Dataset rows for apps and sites
..........

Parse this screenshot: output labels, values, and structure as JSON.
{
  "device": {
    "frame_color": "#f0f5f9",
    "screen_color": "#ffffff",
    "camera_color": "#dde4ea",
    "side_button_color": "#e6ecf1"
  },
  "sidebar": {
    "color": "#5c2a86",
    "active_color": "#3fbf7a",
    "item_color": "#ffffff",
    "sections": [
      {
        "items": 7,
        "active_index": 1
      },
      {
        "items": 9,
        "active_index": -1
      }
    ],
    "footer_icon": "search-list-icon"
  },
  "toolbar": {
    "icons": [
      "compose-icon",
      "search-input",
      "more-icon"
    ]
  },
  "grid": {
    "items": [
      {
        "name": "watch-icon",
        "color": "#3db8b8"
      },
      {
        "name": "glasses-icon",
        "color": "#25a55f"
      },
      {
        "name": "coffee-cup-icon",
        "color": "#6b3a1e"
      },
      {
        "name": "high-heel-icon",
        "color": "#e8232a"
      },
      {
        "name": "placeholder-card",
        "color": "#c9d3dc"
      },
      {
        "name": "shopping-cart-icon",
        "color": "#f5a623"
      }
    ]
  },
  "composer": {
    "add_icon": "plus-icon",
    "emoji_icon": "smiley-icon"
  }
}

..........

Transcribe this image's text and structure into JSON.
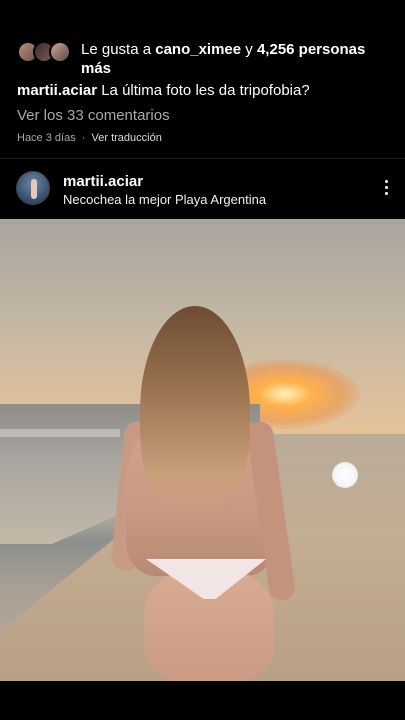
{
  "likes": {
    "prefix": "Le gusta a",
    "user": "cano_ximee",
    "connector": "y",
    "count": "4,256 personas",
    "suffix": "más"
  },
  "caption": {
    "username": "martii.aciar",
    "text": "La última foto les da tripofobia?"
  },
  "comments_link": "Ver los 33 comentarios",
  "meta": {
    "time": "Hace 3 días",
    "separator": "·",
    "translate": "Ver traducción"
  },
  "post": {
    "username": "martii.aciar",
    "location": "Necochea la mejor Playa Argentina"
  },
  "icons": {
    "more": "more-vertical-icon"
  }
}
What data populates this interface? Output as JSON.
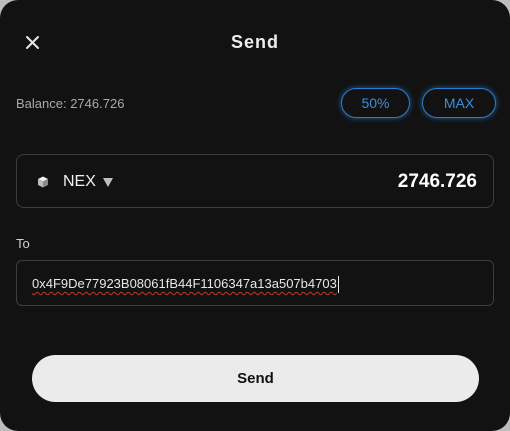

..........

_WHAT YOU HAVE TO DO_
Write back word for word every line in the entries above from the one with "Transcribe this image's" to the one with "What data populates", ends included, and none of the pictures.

_RESPONSE FOR THIS EXERCISE_
Transcribe this image's text and structure into JSON.
{
  "likes": {
    "prefix": "Le gusta a",
    "user": "cano_ximee",
    "connector": "y",
    "count": "4,256 personas",
    "suffix": "más"
  },
  "caption": {
    "username": "martii.aciar",
    "text": "La última foto les da tripofobia?"
  },
  "comments_link": "Ver los 33 comentarios",
  "meta": {
    "time": "Hace 3 días",
    "separator": "·",
    "translate": "Ver traducción"
  },
  "post": {
    "username": "martii.aciar",
    "location": "Necochea la mejor Playa Argentina"
  },
  "icons": {
    "more": "more-vertical-icon"
  }
}
What data populates this interface? Output as JSON.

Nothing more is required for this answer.